From contributor H:
If you are using a miter saw you can swing the blade back and forth from 45 to 45 on opposite sides of the blade. Make all your cuts for one side of the joint from the left angled setting and all cuts for the other side of the joints from the right angled setting.
Doing this will cancel out any misalignment in the miter saw. If, for example, the saw is off by one degree, all of one side cuts will be at 44 degrees and all from the other will be at 46 degrees. Net result is tight joints. One caution: this will only work if you have a good straight fence.
From contributor I:
To all this I will add - cut slowly. If you saw nice and slow most deflection will be eliminated.
From contributor J:
To answer contributor F's question, yes, I use a 20 inch disk sander quite frequently with excellent results. Mostly for very small work, very large profiles and miters that are segments of curved mouldings. It is very nice to be able to sneak up and get a perfect fit. But it is an extra step, thus not a production solution.
From contributor K:
Also, I like to use a small strip of 150 grit sandpaper applied with spray adhesive to the fences of my mitre saws. This stops the stock from any creeping during the cuts.
From contributor L:
I hate mitres. I agree with most comments made on the subject. The problem is often the tendency of the saw blade to follow the grain in the timber. There is a solution and it involves giving up ideas of tweaking saws and blade types and what have you. In my youth I first came across a Danish mitre guillotine that was operated by a wheel, similar to the wheel on an old time sailing ship. Since then I have used variations of this guillotine trimmer and the best was foot operated - no noise and no electricity - but by far the most reliable with perfect mitres every time. The last thing is something of a personal rant and that is the references to taking sizes such as 78/ 7 or what have you. What a system! Give up all your prejudices and get into the metric system. It works and I started with silly old feet and inches. Metrication is the only way to go. You will be embarrassed when you find out how simple and easy it is.

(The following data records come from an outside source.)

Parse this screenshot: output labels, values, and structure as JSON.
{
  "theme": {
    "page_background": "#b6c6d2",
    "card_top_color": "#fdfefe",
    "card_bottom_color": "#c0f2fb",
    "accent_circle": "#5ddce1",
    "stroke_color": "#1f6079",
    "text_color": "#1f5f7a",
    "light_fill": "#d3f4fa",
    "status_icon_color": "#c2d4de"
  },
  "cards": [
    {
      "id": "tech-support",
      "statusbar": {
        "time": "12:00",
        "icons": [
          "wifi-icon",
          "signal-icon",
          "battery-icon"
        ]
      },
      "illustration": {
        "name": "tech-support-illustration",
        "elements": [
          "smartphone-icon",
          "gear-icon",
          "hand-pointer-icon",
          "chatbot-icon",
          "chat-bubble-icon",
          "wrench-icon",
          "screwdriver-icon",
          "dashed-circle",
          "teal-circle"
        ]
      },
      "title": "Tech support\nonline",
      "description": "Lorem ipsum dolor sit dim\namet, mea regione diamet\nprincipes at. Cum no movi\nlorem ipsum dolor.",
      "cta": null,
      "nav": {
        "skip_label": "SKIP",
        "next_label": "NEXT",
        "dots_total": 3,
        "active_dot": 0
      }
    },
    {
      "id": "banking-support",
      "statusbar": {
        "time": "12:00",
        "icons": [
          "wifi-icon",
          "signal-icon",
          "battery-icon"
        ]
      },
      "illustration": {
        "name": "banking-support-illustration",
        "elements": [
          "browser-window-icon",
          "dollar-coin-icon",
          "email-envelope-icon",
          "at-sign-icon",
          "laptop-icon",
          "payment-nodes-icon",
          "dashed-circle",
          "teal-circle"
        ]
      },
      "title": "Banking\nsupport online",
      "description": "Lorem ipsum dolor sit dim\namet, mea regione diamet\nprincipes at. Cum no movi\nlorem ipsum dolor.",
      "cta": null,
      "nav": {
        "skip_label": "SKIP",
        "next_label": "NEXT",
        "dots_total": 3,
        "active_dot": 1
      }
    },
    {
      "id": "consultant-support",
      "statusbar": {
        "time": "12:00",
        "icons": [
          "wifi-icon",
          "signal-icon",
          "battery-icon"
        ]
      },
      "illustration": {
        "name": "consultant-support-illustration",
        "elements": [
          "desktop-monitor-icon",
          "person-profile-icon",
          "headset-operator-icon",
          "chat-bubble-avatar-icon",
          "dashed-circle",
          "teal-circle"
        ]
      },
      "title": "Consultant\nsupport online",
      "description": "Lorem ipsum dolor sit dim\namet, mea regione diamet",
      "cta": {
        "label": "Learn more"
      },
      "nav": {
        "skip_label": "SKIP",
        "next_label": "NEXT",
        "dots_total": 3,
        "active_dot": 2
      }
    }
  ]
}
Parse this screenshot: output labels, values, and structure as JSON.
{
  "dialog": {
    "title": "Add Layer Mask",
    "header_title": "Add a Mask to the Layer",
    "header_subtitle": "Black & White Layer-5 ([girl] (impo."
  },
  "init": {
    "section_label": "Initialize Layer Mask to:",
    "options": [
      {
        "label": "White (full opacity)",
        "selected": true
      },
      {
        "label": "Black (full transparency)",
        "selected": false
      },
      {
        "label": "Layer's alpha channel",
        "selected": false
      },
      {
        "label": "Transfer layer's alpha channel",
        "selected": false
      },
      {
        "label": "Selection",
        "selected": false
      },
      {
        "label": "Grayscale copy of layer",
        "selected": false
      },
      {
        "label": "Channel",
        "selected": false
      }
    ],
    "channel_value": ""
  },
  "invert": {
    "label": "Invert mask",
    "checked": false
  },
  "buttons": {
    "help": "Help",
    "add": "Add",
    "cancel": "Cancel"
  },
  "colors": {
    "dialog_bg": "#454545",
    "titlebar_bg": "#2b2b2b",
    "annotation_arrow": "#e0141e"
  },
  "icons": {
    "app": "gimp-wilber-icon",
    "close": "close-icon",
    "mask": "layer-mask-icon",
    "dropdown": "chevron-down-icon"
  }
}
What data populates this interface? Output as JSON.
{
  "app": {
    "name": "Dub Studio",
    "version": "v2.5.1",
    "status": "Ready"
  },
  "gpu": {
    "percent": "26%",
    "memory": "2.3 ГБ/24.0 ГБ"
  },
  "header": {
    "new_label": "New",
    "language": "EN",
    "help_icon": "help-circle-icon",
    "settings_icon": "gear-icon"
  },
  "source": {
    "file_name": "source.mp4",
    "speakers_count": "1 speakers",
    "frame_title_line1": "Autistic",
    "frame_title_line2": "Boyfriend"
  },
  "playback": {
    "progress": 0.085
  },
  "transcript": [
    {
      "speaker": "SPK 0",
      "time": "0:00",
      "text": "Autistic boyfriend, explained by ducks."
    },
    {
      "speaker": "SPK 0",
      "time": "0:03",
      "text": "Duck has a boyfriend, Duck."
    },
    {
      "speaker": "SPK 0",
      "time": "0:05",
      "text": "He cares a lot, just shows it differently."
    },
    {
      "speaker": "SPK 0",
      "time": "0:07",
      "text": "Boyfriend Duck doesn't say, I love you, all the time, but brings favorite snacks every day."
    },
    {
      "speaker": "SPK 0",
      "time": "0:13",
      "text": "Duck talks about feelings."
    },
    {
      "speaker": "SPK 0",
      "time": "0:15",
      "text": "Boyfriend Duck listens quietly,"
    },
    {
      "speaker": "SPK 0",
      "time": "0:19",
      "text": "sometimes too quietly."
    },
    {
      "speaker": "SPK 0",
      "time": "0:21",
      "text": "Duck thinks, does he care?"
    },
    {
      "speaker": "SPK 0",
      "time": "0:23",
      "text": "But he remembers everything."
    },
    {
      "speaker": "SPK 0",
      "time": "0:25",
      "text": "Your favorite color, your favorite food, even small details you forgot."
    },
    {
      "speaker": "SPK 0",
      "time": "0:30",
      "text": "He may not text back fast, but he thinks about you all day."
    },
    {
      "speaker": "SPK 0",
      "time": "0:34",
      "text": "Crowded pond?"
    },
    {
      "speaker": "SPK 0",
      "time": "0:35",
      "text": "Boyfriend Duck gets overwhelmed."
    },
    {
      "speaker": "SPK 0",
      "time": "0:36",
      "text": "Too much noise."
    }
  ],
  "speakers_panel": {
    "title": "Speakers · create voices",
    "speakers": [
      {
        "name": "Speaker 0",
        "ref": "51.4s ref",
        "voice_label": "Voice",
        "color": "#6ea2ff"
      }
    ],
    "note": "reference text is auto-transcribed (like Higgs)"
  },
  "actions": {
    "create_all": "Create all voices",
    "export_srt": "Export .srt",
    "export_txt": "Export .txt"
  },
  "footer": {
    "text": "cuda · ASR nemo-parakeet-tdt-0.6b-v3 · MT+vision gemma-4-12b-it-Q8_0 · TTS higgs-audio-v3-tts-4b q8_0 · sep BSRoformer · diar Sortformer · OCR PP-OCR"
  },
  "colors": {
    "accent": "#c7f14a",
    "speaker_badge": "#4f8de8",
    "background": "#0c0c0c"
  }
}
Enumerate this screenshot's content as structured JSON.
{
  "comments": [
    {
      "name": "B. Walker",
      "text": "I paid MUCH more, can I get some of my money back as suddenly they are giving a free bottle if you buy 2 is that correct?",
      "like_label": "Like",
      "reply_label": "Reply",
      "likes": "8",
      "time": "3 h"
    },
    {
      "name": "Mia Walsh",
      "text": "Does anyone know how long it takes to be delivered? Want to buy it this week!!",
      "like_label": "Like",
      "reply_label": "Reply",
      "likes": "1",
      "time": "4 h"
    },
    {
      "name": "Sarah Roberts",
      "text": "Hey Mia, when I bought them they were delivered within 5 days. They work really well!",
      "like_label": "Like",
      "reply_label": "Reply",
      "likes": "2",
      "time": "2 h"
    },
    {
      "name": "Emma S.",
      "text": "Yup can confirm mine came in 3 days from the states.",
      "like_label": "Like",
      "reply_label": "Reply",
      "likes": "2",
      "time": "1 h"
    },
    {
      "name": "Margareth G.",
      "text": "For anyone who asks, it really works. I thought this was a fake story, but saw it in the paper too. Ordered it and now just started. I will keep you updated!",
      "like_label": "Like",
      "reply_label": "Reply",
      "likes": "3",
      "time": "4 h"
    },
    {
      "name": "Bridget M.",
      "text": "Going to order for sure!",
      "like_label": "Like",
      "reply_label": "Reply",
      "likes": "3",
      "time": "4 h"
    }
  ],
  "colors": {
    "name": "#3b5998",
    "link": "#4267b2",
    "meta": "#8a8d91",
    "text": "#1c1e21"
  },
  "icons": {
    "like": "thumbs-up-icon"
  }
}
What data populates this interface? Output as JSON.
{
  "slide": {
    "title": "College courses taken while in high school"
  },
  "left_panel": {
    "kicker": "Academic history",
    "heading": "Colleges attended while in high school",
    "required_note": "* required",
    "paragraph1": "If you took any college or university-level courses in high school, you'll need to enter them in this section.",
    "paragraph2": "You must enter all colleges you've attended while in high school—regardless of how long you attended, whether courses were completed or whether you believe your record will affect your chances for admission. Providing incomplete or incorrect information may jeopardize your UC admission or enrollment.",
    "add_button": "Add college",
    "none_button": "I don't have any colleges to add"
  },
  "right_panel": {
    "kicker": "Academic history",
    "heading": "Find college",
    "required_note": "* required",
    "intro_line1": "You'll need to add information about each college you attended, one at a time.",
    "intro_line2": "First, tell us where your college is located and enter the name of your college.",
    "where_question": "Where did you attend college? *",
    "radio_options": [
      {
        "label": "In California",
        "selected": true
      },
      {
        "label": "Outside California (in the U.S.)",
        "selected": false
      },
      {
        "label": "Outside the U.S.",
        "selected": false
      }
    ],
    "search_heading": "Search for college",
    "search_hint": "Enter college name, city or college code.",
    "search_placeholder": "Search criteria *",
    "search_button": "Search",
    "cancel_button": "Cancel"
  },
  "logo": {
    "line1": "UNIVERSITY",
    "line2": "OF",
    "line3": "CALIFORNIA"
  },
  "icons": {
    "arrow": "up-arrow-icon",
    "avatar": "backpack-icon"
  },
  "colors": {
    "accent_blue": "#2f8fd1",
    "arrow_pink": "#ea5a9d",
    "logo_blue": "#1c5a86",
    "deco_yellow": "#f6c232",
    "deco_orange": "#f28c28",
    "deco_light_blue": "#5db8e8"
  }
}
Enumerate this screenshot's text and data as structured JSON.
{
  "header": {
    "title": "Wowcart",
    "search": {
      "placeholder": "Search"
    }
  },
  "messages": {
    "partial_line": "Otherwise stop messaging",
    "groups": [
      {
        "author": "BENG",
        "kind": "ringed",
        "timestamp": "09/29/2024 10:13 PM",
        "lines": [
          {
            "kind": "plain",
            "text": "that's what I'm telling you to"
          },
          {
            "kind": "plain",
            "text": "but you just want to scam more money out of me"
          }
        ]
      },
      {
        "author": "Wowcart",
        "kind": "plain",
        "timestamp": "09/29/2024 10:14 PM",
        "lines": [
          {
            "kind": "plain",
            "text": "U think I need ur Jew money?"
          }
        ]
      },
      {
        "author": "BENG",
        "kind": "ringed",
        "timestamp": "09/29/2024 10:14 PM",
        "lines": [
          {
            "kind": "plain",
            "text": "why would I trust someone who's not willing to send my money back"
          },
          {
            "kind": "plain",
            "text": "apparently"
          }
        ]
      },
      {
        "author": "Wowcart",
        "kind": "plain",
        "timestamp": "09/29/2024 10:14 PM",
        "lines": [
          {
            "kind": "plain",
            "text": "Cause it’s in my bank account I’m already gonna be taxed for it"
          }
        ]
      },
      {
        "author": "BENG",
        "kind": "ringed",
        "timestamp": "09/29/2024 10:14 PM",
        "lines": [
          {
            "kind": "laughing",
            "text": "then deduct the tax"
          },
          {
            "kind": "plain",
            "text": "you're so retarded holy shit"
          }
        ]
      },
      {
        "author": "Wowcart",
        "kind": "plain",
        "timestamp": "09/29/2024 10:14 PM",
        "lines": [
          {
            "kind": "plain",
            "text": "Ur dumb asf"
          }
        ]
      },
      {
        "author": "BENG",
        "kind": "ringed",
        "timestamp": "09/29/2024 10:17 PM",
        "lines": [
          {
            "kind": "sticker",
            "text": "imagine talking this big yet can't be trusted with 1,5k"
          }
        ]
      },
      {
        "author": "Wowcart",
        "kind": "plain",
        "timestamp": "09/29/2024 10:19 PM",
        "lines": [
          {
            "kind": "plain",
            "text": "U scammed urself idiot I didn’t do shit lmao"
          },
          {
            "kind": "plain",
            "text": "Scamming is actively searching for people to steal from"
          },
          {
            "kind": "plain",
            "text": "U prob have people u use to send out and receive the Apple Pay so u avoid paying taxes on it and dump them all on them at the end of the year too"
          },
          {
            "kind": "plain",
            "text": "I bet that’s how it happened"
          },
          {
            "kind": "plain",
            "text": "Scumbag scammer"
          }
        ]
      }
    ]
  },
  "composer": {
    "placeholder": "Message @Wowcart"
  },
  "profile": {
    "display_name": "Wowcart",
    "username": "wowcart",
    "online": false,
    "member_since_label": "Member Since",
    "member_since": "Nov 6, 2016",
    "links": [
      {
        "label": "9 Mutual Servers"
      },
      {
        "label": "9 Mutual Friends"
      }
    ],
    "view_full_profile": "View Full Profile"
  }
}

From contributor E:
Unfortunately it is really not easy to give up a system when every product you deal with comes in the inch system. As a cabinetmaker I cannot call up and order material in mm. Nor can I get a set of architect’s drawings in metric measurements. It's not that I don't think it's an easier system - it's just that our country is not geared to it. Besides, we are pretty clever over here and don't have too much trouble with feet and inches.
From contributor M:
I wish someone would make a tape measure that was in tenths of inches. It is quite easy when looking at tenths of an inch to guess at what the measurement would be to various amounts of precision. For instance if it was a hair over 98.5 one could easily tell the difference - for halfway to 98.6 you could say 98.55; a quarter past would be 98525 or the like.
The comments below were added after this Forum discussion was archived as a Knowledge Base article (add your comment).
Comment from contributor N:
I am a trim carpenter in Wisconsin. My method for a closed miter is using my Dewalt dual bevel miter box and when on the 45 degree setting, I tilt the saw 1-2 degrees to back-cut the joint and then put a thin skin of Titebond trim glue on the joint about 12" down the jamb side of the trim to hold it solid. The bevel is so slight that you really can't see it, and it makes for a nice tight fit. It just takes a little bit to get to know your saw and how to finesse the joints.